I hate to say it, but I'm sure I contributed, back in the 80s and early 90s, to what has happened with the word "literally." [By the way, that word in the title is not or supposed to be "literally." It is what it's spelled as.] When I was teenager and in my early 20s, I loved to use the word ironically. For instance, after a visit to Niagara Falls in the middle of winter without proper protective gear (I had literally never been anywhere where I couldn't deal with the cold, which includes skiing in Colorado), my ears froze and, as I would say, literally fell off my head (You know, it was a take on "I froze my ass off," but I would say "I froze my ears off"). I would follow that up with, "No, seriously. I froze them off and had to super glue them back on." See, it was ironic because the followup was completely unexpected.
So, now, due to continued misuse, "literally" means both "literally" and "figuratively," its exact opposite on the color wheel. This is like how some people believe that "no" means "no" but, sometimes, it also means "yes." But we tell those people they're wrong, that "no" always means "no." Maybe, we need to launch a "literally" means "literally" campaign.
Which brings me to dystopians and why I hate the concept of them just like I hate the constant misuse of the word literally. Our current understanding of the word is that it means the opposite of utopian. In fact, the more common term used to be anti-utopian (that's what Brave New World was called when it was released back in the 1930s), which makes it sound like that's what it should be. By that logic (current logic), dystopian means something that is a horrible place to live (and, you know, we'd have to call so many places on Earth, right now, dystopias if that's really what it meant). But, if you look at books like Brave New World and Fahrenheit 451, you will see that those societies were not horrible places to live. So why do we call those books dystopians when they are nothing like the dystopian books of today? Because we no longer use the word as it was originally intended.
Let's take the apple as an example. Here is a nice apple that looks like an apple should:
Our current understanding of dystopia is this:
However, the original understanding of dystopia was more like this:

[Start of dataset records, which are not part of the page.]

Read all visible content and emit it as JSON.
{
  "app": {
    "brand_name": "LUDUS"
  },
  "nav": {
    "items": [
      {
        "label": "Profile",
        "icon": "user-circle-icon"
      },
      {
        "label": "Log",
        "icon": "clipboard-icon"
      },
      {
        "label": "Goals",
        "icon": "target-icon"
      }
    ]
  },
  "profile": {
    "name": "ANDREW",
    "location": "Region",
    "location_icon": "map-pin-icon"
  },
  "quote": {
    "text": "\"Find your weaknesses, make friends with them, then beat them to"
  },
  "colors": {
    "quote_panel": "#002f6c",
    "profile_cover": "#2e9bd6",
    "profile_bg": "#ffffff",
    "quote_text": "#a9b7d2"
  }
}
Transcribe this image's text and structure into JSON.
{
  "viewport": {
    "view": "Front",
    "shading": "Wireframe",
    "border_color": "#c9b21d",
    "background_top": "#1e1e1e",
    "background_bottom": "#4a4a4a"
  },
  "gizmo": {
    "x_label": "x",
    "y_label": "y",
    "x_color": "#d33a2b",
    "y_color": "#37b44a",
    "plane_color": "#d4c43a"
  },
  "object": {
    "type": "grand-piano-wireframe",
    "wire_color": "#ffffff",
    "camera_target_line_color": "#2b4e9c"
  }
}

That's the power of a book like Brave New World. The people within the society are happy. Even the slaves. They like the way they live. There are only a few that even have an idea that there might be something wrong, and they don't know what it is, just that something doesn't seen quite right. It's bringing in outsider that the rottenness is brought to light at all.
Somehow, during the 80s (yeah, we're back there again) and the surge of post-apocalyptic literature, it became synonymous with dystopian literature and it just kinda stuck even though the two started out as two separate things, kind of like figuratively and literally. So, yeah, just as I don't like that we feel compelled use literally for something it shouldn't mean, I don't like that we feel compelled to use dystopian for something it shouldn't mean.
And, yes, it gives me an automatic negative bias against anything "dystopian" written after, probably, 1980. It may be that Fahrenheit 451 was the last true dystopian written for all I know.
What I do know is that I got tired of reading post-apocalyptic stories back in the 80s, and I have no interest in them now. I especially have no interest in reading post-apocalyptic stories being tossed around as dystopian, like Hunger Games. I mean, come on, that society looks rotten from the outside. The only case you can make for it as a true dystopian is if you only look at the Capitol, but that is a city, not the society.
Now that I've said all of that: None of that is to say that I just won't read dystopian or post-apocalyptic stories. It is to say that I'm starting out with a bias against them. If you want to write a dystopian story, make it a real dystopian story. If you just want to write about people living in horrible conditions, write about Afghanistan or Somalia. And if you want post-apocalyptic... well, I don't know. I suppose I feel like that's been done to death, so you're gonna have to convince me. Or at least ask nicely.